If you ever wanted to own one of the nation’s oldest bookstores, now’s your chance. Otto Bookstore in Williamsport, Pennsylvania has been operating since 1841, but the 81-year-old proprietor is in the market to sell.

The Oregonian names Portland’s 10 best bookstores, and world-famous Powell’s didn’t make the cut.

That said, Powell’s is expanding, so maybe the famous store will live up to the Oregonian‘s expectations next year.

German Bookstores have stocked Mein Kampf, Adolf Hitler’s manifesto, for the first time in seventy years. Donald Trump will have to wait to get his hands on the book, though, because the 4,000 copies have sold out within a week.

James Patterson is helping out UK bookshops damaged badly in recent heavy flooding. He is giving £5,000 to two shops, or about $7,200.

Macau, China is short on bookstores. Even as China’s publishing industry has ballooned with hundreds of thousands of titles, the large industrial city doesn’t seem to have many places to buy.

New York City’s St. Mark’s Bookshop is in legal trouble over unpaid rent. The shop moved from its Third Avenue location when the rent jumped to $45,000 a month, relocating to a more reasonable $6,000 a month in the city owned First Houses Complex. The store failed to pay more than $60,000 in rent on the new space and now the city Housing Authority is suing.

Even Orlando, Florida has a literary community and a two-year-old bookstore, Bookmark It, to prove it.
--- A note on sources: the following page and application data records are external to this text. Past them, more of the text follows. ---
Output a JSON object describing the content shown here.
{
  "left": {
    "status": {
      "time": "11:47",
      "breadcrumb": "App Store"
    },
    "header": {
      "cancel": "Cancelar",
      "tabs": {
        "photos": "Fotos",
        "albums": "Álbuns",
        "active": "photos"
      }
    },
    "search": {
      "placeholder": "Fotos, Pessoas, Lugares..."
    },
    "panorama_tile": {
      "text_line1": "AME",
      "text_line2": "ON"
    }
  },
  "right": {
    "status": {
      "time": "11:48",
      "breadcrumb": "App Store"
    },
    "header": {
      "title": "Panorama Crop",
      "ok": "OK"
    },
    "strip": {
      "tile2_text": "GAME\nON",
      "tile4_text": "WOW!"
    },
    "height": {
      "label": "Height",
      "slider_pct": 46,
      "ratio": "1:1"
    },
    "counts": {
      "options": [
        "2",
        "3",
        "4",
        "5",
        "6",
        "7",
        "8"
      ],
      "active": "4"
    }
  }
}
Ian MacAllen is the author of Red Sauce: How Italian Food Became American (Rowman & Littlefield, April 2022). His writing has appeared in Chicago Review of Books, Southern Review of Books, The Offing, 45th Parallel Magazine, Little Fiction, Vol 1. Brooklyn, and elsewhere. He tweets @IanMacAllen and is online at More from this author →